- _Your task_: From the first line to the last, print the data exactly as it appears.
-- -- --
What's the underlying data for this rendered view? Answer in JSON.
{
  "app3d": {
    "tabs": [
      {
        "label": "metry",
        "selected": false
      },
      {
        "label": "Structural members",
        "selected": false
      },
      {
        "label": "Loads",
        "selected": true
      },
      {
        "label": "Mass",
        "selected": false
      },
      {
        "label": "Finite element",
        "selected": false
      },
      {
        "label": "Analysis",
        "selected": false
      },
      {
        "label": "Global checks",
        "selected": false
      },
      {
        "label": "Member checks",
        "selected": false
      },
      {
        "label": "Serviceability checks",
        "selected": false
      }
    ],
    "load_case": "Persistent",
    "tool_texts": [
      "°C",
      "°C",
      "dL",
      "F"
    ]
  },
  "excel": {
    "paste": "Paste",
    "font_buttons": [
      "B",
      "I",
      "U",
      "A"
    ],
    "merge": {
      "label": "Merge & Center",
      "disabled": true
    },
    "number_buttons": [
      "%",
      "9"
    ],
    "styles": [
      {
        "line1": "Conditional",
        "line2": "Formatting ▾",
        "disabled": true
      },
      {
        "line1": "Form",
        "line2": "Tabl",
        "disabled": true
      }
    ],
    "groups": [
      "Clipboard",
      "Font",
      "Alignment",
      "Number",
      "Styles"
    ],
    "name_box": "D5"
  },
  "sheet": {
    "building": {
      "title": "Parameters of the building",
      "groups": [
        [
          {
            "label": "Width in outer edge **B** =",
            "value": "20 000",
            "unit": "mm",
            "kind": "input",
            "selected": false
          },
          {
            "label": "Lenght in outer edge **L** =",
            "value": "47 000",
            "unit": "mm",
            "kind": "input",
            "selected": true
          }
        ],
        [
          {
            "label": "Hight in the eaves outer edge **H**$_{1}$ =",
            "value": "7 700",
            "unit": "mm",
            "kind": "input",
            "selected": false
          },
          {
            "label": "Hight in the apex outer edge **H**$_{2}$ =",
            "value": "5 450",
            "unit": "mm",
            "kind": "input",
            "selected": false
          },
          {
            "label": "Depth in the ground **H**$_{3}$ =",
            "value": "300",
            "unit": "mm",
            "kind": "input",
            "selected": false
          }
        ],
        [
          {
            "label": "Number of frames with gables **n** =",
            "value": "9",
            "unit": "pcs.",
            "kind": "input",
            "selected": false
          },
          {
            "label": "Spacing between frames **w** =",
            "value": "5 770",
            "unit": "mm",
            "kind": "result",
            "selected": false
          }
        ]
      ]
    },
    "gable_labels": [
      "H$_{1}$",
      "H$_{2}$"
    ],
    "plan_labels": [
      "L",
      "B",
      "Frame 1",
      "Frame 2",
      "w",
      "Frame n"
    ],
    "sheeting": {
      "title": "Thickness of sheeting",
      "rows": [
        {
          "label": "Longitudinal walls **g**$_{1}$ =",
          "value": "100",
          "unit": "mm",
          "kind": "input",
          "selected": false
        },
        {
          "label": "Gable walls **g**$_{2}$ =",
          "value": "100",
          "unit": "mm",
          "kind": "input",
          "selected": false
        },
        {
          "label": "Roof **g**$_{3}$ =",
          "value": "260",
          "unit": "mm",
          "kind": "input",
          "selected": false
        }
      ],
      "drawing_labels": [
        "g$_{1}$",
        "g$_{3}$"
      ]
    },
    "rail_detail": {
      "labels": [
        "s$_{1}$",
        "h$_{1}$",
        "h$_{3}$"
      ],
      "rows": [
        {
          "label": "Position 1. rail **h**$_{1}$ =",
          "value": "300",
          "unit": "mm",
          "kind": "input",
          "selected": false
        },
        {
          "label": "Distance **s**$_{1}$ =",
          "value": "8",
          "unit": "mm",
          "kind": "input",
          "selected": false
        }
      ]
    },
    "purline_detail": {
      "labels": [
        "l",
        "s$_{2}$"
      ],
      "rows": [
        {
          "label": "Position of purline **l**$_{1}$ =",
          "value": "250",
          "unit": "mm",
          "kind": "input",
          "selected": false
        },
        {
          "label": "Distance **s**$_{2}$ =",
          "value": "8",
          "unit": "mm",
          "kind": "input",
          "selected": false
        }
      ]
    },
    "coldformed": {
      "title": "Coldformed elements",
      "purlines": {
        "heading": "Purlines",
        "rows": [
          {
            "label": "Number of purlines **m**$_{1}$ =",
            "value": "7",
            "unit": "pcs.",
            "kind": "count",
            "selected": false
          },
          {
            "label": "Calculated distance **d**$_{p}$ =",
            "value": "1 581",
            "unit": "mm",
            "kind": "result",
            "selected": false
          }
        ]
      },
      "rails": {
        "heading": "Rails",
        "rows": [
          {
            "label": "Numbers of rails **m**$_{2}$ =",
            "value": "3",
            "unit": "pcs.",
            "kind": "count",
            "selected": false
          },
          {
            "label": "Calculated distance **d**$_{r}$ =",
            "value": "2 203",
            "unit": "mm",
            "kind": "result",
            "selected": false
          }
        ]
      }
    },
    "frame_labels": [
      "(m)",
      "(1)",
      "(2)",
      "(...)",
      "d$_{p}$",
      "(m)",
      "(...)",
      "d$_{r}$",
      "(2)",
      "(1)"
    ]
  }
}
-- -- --
- _Response_:
What's the underlying data for this rendered view? Answer in JSON.
{
  "app3d": {
    "tabs": [
      {
        "label": "metry",
        "selected": false
      },
      {
        "label": "Structural members",
        "selected": false
      },
      {
        "label": "Loads",
        "selected": true
      },
      {
        "label": "Mass",
        "selected": false
      },
      {
        "label": "Finite element",
        "selected": false
      },
      {
        "label": "Analysis",
        "selected": false
      },
      {
        "label": "Global checks",
        "selected": false
      },
      {
        "label": "Member checks",
        "selected": false
      },
      {
        "label": "Serviceability checks",
        "selected": false
      }
    ],
    "load_case": "Persistent",
    "tool_texts": [
      "°C",
      "°C",
      "dL",
      "F"
    ]
  },
  "excel": {
    "paste": "Paste",
    "font_buttons": [
      "B",
      "I",
      "U",
      "A"
    ],
    "merge": {
      "label": "Merge & Center",
      "disabled": true
    },
    "number_buttons": [
      "%",
      "9"
    ],
    "styles": [
      {
        "line1": "Conditional",
        "line2": "Formatting ▾",
        "disabled": true
      },
      {
        "line1": "Form",
        "line2": "Tabl",
        "disabled": true
      }
    ],
    "groups": [
      "Clipboard",
      "Font",
      "Alignment",
      "Number",
      "Styles"
    ],
    "name_box": "D5"
  },
  "sheet": {
    "building": {
      "title": "Parameters of the building",
      "groups": [
        [
          {
            "label": "Width in outer edge **B** =",
            "value": "20 000",
            "unit": "mm",
            "kind": "input",
            "selected": false
          },
          {
            "label": "Lenght in outer edge **L** =",
            "value": "47 000",
            "unit": "mm",
            "kind": "input",
            "selected": true
          }
        ],
        [
          {
            "label": "Hight in the eaves outer edge **H**$_{1}$ =",
            "value": "7 700",
            "unit": "mm",
            "kind": "input",
            "selected": false
          },
          {
            "label": "Hight in the apex outer edge **H**$_{2}$ =",
            "value": "5 450",
            "unit": "mm",
            "kind": "input",
            "selected": false
          },
          {
            "label": "Depth in the ground **H**$_{3}$ =",
            "value": "300",
            "unit": "mm",
            "kind": "input",
            "selected": false
          }
        ],
        [
          {
            "label": "Number of frames with gables **n** =",
            "value": "9",
            "unit": "pcs.",
            "kind": "input",
            "selected": false
          },
          {
            "label": "Spacing between frames **w** =",
            "value": "5 770",
            "unit": "mm",
            "kind": "result",
            "selected": false
          }
        ]
      ]
    },
    "gable_labels": [
      "H$_{1}$",
      "H$_{2}$"
    ],
    "plan_labels": [
      "L",
      "B",
      "Frame 1",
      "Frame 2",
      "w",
      "Frame n"
    ],
    "sheeting": {
      "title": "Thickness of sheeting",
      "rows": [
        {
          "label": "Longitudinal walls **g**$_{1}$ =",
          "value": "100",
          "unit": "mm",
          "kind": "input",
          "selected": false
        },
        {
          "label": "Gable walls **g**$_{2}$ =",
          "value": "100",
          "unit": "mm",
          "kind": "input",
          "selected": false
        },
        {
          "label": "Roof **g**$_{3}$ =",
          "value": "260",
          "unit": "mm",
          "kind": "input",
          "selected": false
        }
      ],
      "drawing_labels": [
        "g$_{1}$",
        "g$_{3}$"
      ]
    },
    "rail_detail": {
      "labels": [
        "s$_{1}$",
        "h$_{1}$",
        "h$_{3}$"
      ],
      "rows": [
        {
          "label": "Position 1. rail **h**$_{1}$ =",
          "value": "300",
          "unit": "mm",
          "kind": "input",
          "selected": false
        },
        {
          "label": "Distance **s**$_{1}$ =",
          "value": "8",
          "unit": "mm",
          "kind": "input",
          "selected": false
        }
      ]
    },
    "purline_detail": {
      "labels": [
        "l",
        "s$_{2}$"
      ],
      "rows": [
        {
          "label": "Position of purline **l**$_{1}$ =",
          "value": "250",
          "unit": "mm",
          "kind": "input",
          "selected": false
        },
        {
          "label": "Distance **s**$_{2}$ =",
          "value": "8",
          "unit": "mm",
          "kind": "input",
          "selected": false
        }
      ]
    },
    "coldformed": {
      "title": "Coldformed elements",
      "purlines": {
        "heading": "Purlines",
        "rows": [
          {
            "label": "Number of purlines **m**$_{1}$ =",
            "value": "7",
            "unit": "pcs.",
            "kind": "count",
            "selected": false
          },
          {
            "label": "Calculated distance **d**$_{p}$ =",
            "value": "1 581",
            "unit": "mm",
            "kind": "result",
            "selected": false
          }
        ]
      },
      "rails": {
        "heading": "Rails",
        "rows": [
          {
            "label": "Numbers of rails **m**$_{2}$ =",
            "value": "3",
            "unit": "pcs.",
            "kind": "count",
            "selected": false
          },
          {
            "label": "Calculated distance **d**$_{r}$ =",
            "value": "2 203",
            "unit": "mm",
            "kind": "result",
            "selected": false
          }
        ]
      }
    },
    "frame_labels": [
      "(m)",
      "(1)",
      "(2)",
      "(...)",
      "d$_{p}$",
      "(m)",
      "(...)",
      "d$_{r}$",
      "(2)",
      "(1)"
    ]
  }
}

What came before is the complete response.